Organisation - October 8, 2009

Always have two women in appointment committees for professorships

The number of female professors at Wageningen University is below the Dutch average.
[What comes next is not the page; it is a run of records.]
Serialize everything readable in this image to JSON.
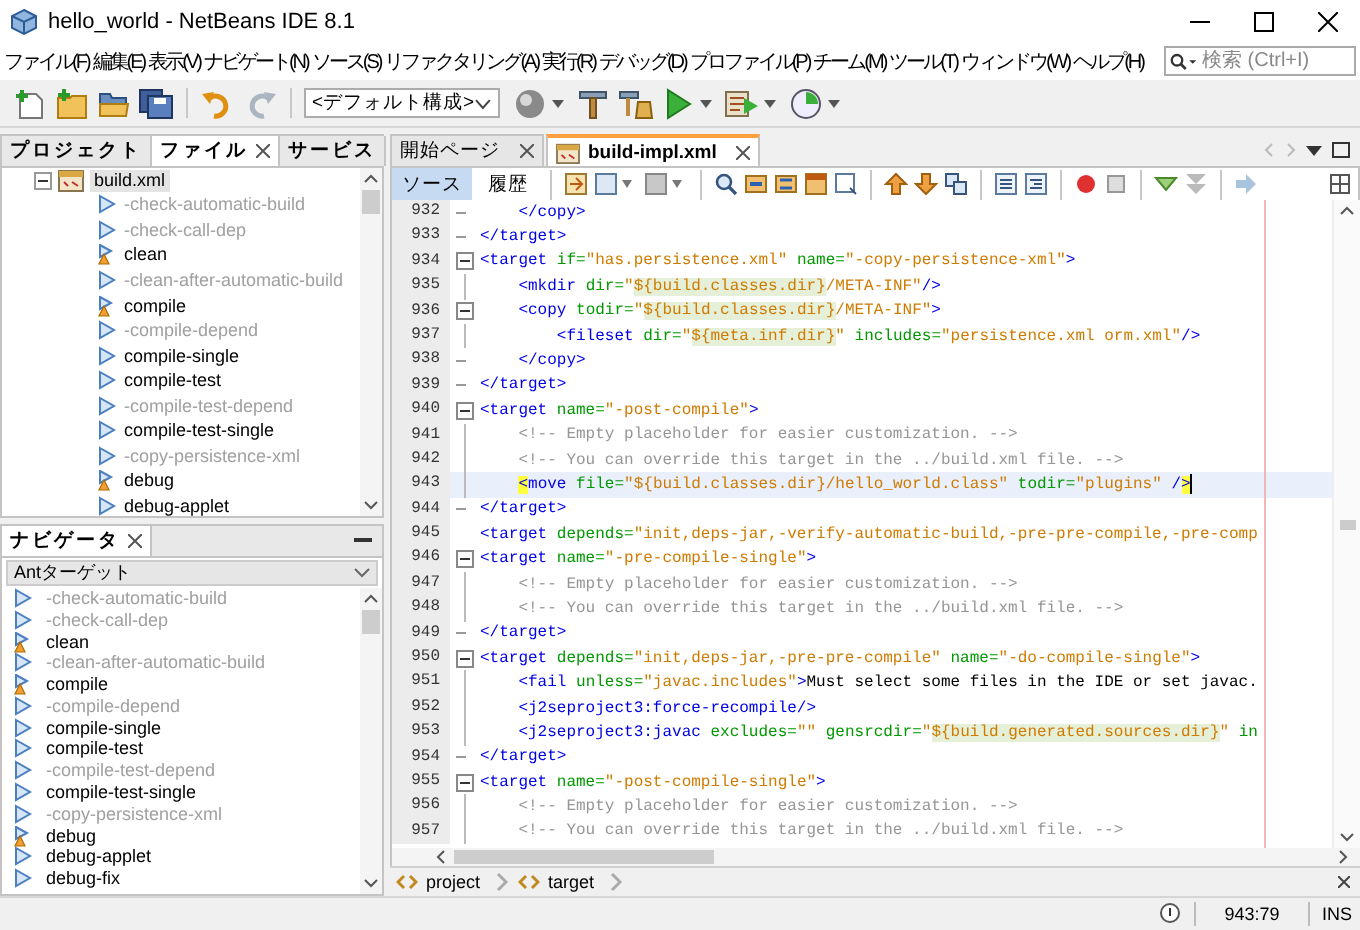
{
  "window": {
    "title": "hello_world - NetBeans IDE 8.1"
  },
  "menu": [
    "ファイル(F)",
    "編集(E)",
    "表示(V)",
    "ナビゲート(N)",
    "ソース(S)",
    "リファクタリング(A)",
    "実行(R)",
    "デバッグ(D)",
    "プロファイル(P)",
    "チーム(M)",
    "ツール(T)",
    "ウィンドウ(W)",
    "ヘルプ(H)"
  ],
  "search": {
    "placeholder": "検索 (Ctrl+I)"
  },
  "toolbar": {
    "config": "<デフォルト構成>"
  },
  "left_tabs": [
    {
      "label": "プロジェクト",
      "selected": false
    },
    {
      "label": "ファイル",
      "selected": true
    },
    {
      "label": "サービス",
      "selected": false
    }
  ],
  "file_tree": [
    {
      "label": "build.xml",
      "expanded": true,
      "children": [
        {
          "label": "-check-automatic-build",
          "private": true,
          "kind": "plain"
        },
        {
          "label": "-check-call-dep",
          "private": true,
          "kind": "plain"
        },
        {
          "label": "clean",
          "private": false,
          "kind": "warned"
        },
        {
          "label": "-clean-after-automatic-build",
          "private": true,
          "kind": "plain"
        },
        {
          "label": "compile",
          "private": false,
          "kind": "warned"
        },
        {
          "label": "-compile-depend",
          "private": true,
          "kind": "plain"
        },
        {
          "label": "compile-single",
          "private": false,
          "kind": "plain"
        },
        {
          "label": "compile-test",
          "private": false,
          "kind": "plain"
        },
        {
          "label": "-compile-test-depend",
          "private": true,
          "kind": "plain"
        },
        {
          "label": "compile-test-single",
          "private": false,
          "kind": "plain"
        },
        {
          "label": "-copy-persistence-xml",
          "private": true,
          "kind": "plain"
        },
        {
          "label": "debug",
          "private": false,
          "kind": "warned"
        },
        {
          "label": "debug-applet",
          "private": false,
          "kind": "plain"
        }
      ]
    }
  ],
  "navigator": {
    "tab": "ナビゲータ",
    "filter": "Antターゲット",
    "items": [
      {
        "label": "-check-automatic-build",
        "private": true,
        "kind": "plain"
      },
      {
        "label": "-check-call-dep",
        "private": true,
        "kind": "plain"
      },
      {
        "label": "clean",
        "private": false,
        "kind": "warned"
      },
      {
        "label": "-clean-after-automatic-build",
        "private": true,
        "kind": "plain"
      },
      {
        "label": "compile",
        "private": false,
        "kind": "warned"
      },
      {
        "label": "-compile-depend",
        "private": true,
        "kind": "plain"
      },
      {
        "label": "compile-single",
        "private": false,
        "kind": "plain"
      },
      {
        "label": "compile-test",
        "private": false,
        "kind": "plain"
      },
      {
        "label": "-compile-test-depend",
        "private": true,
        "kind": "plain"
      },
      {
        "label": "compile-test-single",
        "private": false,
        "kind": "plain"
      },
      {
        "label": "-copy-persistence-xml",
        "private": true,
        "kind": "plain"
      },
      {
        "label": "debug",
        "private": false,
        "kind": "warned"
      },
      {
        "label": "debug-applet",
        "private": false,
        "kind": "plain"
      },
      {
        "label": "debug-fix",
        "private": false,
        "kind": "plain"
      }
    ]
  },
  "editor_tabs": [
    {
      "label": "開始ページ",
      "selected": false,
      "kind": "page"
    },
    {
      "label": "build-impl.xml",
      "selected": true,
      "kind": "xml"
    }
  ],
  "view_tabs": [
    {
      "label": "ソース",
      "selected": true
    },
    {
      "label": "履歴",
      "selected": false
    }
  ],
  "code": [
    {
      "number": "932",
      "kind": "fold_end",
      "current": false,
      "segments": [
        {
          "kind": "tag",
          "text": "    </copy>"
        }
      ]
    },
    {
      "number": "933",
      "kind": "fold_end",
      "current": false,
      "segments": [
        {
          "kind": "tag",
          "text": "</target>"
        }
      ]
    },
    {
      "number": "934",
      "kind": "fold_start",
      "current": false,
      "segments": [
        {
          "kind": "tag",
          "text": "<target "
        },
        {
          "kind": "attr",
          "text": "if="
        },
        {
          "kind": "value",
          "text": "\"has.persistence.xml\""
        },
        {
          "kind": "attr",
          "text": " name="
        },
        {
          "kind": "value",
          "text": "\"-copy-persistence-xml\""
        },
        {
          "kind": "tag",
          "text": ">"
        }
      ]
    },
    {
      "number": "935",
      "kind": "fold_body",
      "current": false,
      "segments": [
        {
          "kind": "tag",
          "text": "    <mkdir "
        },
        {
          "kind": "attr",
          "text": "dir="
        },
        {
          "kind": "value",
          "text": "\""
        },
        {
          "kind": "var",
          "text": "${build.classes.dir}"
        },
        {
          "kind": "value",
          "text": "/META-INF\""
        },
        {
          "kind": "tag",
          "text": "/>"
        }
      ]
    },
    {
      "number": "936",
      "kind": "fold_start",
      "current": false,
      "segments": [
        {
          "kind": "tag",
          "text": "    <copy "
        },
        {
          "kind": "attr",
          "text": "todir="
        },
        {
          "kind": "value",
          "text": "\""
        },
        {
          "kind": "var",
          "text": "${build.classes.dir}"
        },
        {
          "kind": "value",
          "text": "/META-INF\""
        },
        {
          "kind": "tag",
          "text": ">"
        }
      ]
    },
    {
      "number": "937",
      "kind": "fold_body",
      "current": false,
      "segments": [
        {
          "kind": "tag",
          "text": "        <fileset "
        },
        {
          "kind": "attr",
          "text": "dir="
        },
        {
          "kind": "value",
          "text": "\""
        },
        {
          "kind": "var",
          "text": "${meta.inf.dir}"
        },
        {
          "kind": "value",
          "text": "\""
        },
        {
          "kind": "attr",
          "text": " includes="
        },
        {
          "kind": "value",
          "text": "\"persistence.xml orm.xml\""
        },
        {
          "kind": "tag",
          "text": "/>"
        }
      ]
    },
    {
      "number": "938",
      "kind": "fold_end",
      "current": false,
      "segments": [
        {
          "kind": "tag",
          "text": "    </copy>"
        }
      ]
    },
    {
      "number": "939",
      "kind": "fold_end",
      "current": false,
      "segments": [
        {
          "kind": "tag",
          "text": "</target>"
        }
      ]
    },
    {
      "number": "940",
      "kind": "fold_start",
      "current": false,
      "segments": [
        {
          "kind": "tag",
          "text": "<target "
        },
        {
          "kind": "attr",
          "text": "name="
        },
        {
          "kind": "value",
          "text": "\"-post-compile\""
        },
        {
          "kind": "tag",
          "text": ">"
        }
      ]
    },
    {
      "number": "941",
      "kind": "fold_body",
      "current": false,
      "segments": [
        {
          "kind": "comment",
          "text": "    <!-- Empty placeholder for easier customization. -->"
        }
      ]
    },
    {
      "number": "942",
      "kind": "fold_body",
      "current": false,
      "segments": [
        {
          "kind": "comment",
          "text": "    <!-- You can override this target in the ../build.xml file. -->"
        }
      ]
    },
    {
      "number": "943",
      "kind": "fold_body",
      "current": true,
      "segments": [
        {
          "kind": "match",
          "text": "    <"
        },
        {
          "kind": "tag",
          "text": "move "
        },
        {
          "kind": "attr",
          "text": "file="
        },
        {
          "kind": "value",
          "text": "\"${build.classes.dir}/hello_world.class\""
        },
        {
          "kind": "attr",
          "text": " todir="
        },
        {
          "kind": "value",
          "text": "\"plugins\""
        },
        {
          "kind": "tag",
          "text": " /"
        },
        {
          "kind": "match",
          "text": ">"
        }
      ]
    },
    {
      "number": "944",
      "kind": "fold_end",
      "current": false,
      "segments": [
        {
          "kind": "tag",
          "text": "</target>"
        }
      ]
    },
    {
      "number": "945",
      "kind": "plain",
      "current": false,
      "segments": [
        {
          "kind": "tag",
          "text": "<target "
        },
        {
          "kind": "attr",
          "text": "depends="
        },
        {
          "kind": "value",
          "text": "\"init,deps-jar,-verify-automatic-build,-pre-pre-compile,-pre-comp"
        }
      ]
    },
    {
      "number": "946",
      "kind": "fold_start",
      "current": false,
      "segments": [
        {
          "kind": "tag",
          "text": "<target "
        },
        {
          "kind": "attr",
          "text": "name="
        },
        {
          "kind": "value",
          "text": "\"-pre-compile-single\""
        },
        {
          "kind": "tag",
          "text": ">"
        }
      ]
    },
    {
      "number": "947",
      "kind": "fold_body",
      "current": false,
      "segments": [
        {
          "kind": "comment",
          "text": "    <!-- Empty placeholder for easier customization. -->"
        }
      ]
    },
    {
      "number": "948",
      "kind": "fold_body",
      "current": false,
      "segments": [
        {
          "kind": "comment",
          "text": "    <!-- You can override this target in the ../build.xml file. -->"
        }
      ]
    },
    {
      "number": "949",
      "kind": "fold_end",
      "current": false,
      "segments": [
        {
          "kind": "tag",
          "text": "</target>"
        }
      ]
    },
    {
      "number": "950",
      "kind": "fold_start",
      "current": false,
      "segments": [
        {
          "kind": "tag",
          "text": "<target "
        },
        {
          "kind": "attr",
          "text": "depends="
        },
        {
          "kind": "value",
          "text": "\"init,deps-jar,-pre-pre-compile\""
        },
        {
          "kind": "attr",
          "text": " name="
        },
        {
          "kind": "value",
          "text": "\"-do-compile-single\""
        },
        {
          "kind": "tag",
          "text": ">"
        }
      ]
    },
    {
      "number": "951",
      "kind": "fold_body",
      "current": false,
      "segments": [
        {
          "kind": "tag",
          "text": "    <fail "
        },
        {
          "kind": "attr",
          "text": "unless="
        },
        {
          "kind": "value",
          "text": "\"javac.includes\""
        },
        {
          "kind": "tag",
          "text": ">"
        },
        {
          "kind": "text",
          "text": "Must select some files in the IDE or set javac."
        }
      ]
    },
    {
      "number": "952",
      "kind": "fold_body",
      "current": false,
      "segments": [
        {
          "kind": "tag",
          "text": "    <j2seproject3:force-recompile/>"
        }
      ]
    },
    {
      "number": "953",
      "kind": "fold_body",
      "current": false,
      "segments": [
        {
          "kind": "tag",
          "text": "    <j2seproject3:javac "
        },
        {
          "kind": "attr",
          "text": "excludes="
        },
        {
          "kind": "value",
          "text": "\"\""
        },
        {
          "kind": "attr",
          "text": " gensrcdir="
        },
        {
          "kind": "value",
          "text": "\""
        },
        {
          "kind": "var",
          "text": "${build.generated.sources.dir}"
        },
        {
          "kind": "value",
          "text": "\""
        },
        {
          "kind": "attr",
          "text": " in"
        }
      ]
    },
    {
      "number": "954",
      "kind": "fold_end",
      "current": false,
      "segments": [
        {
          "kind": "tag",
          "text": "</target>"
        }
      ]
    },
    {
      "number": "955",
      "kind": "fold_start",
      "current": false,
      "segments": [
        {
          "kind": "tag",
          "text": "<target "
        },
        {
          "kind": "attr",
          "text": "name="
        },
        {
          "kind": "value",
          "text": "\"-post-compile-single\""
        },
        {
          "kind": "tag",
          "text": ">"
        }
      ]
    },
    {
      "number": "956",
      "kind": "fold_body",
      "current": false,
      "segments": [
        {
          "kind": "comment",
          "text": "    <!-- Empty placeholder for easier customization. -->"
        }
      ]
    },
    {
      "number": "957",
      "kind": "fold_body",
      "current": false,
      "segments": [
        {
          "kind": "comment",
          "text": "    <!-- You can override this target in the ../build.xml file. -->"
        }
      ]
    }
  ],
  "breadcrumbs": [
    "project",
    "target"
  ],
  "status_bar": {
    "position": "943:79",
    "mode": "INS"
  }
}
Ten percent of Wageningen professors are female
The 2009 Monitor of Female Professors shows the Netherlands is lagging far behind the rest of Europe. Belgium, Cyprus, Luxemburg and Malta are the only countries with a smaller proportion of female professors than the Netherlands. The top performer in Europe is Ireland, where 35 percent of the professors are women.
The universities with the most female professors in the Netherlands are Leiden (16.3 percent) and Nijmegen (16.7 percent). Eindhoven has the least - a mere 1.6 percent. The universities of Delft and Twente have 7 percent and 5.8 percent respectively, and Wageningen University is just below the university average of 12 percent. It is true that all the universities have seen an increase in the proportion of female professors compared with 2003, but that increase was only 0.5 percent per annum. What is more, female professors earn less on average than their male equivalents.
The step from university lecturer to professor is the most difficult move for women on their career ladder. That is a difficult step anyway because there are far fewer professors than lecturers. Another factor affecting women's careers is that they are more likely to have a part‑time job. Taking university lecturers as a group, 64 percent of the men work full time as opposed to 43 percent of the women.
The authors of the Monitor advocate legislation stipulating that appointment committees for professorships should contain at least two women. This is because research shows that an appointment committee consisting of only men will rarely appoint a woman - that happens in 7.5 percent of the cases only. If there are two women in the committee then a woman is chosen in 24 percent of the cases.
The rector magnificus, Martin Kropff, says that Wageningen has already implemented this. 'These days we always have two female professors in the appointment committees for professorships. It takes up quite a bit of their time because we don't have so many of them, but we are taking this issue seriously.'
There are just as many women as men studying for a doctorate in Wageningen but after that there is a big drop in the proportion of women. How can you increase the number of female post-docs and lecturers? 'Women are in a complex situation between the ages of 25 and 35 because they have children, for example', says the rector. 'If you've taken time out from the scientific world, it's very difficult to get back in again. We need to come up with a career path that gives women with talent plenty of room during that period.' / HOP /AS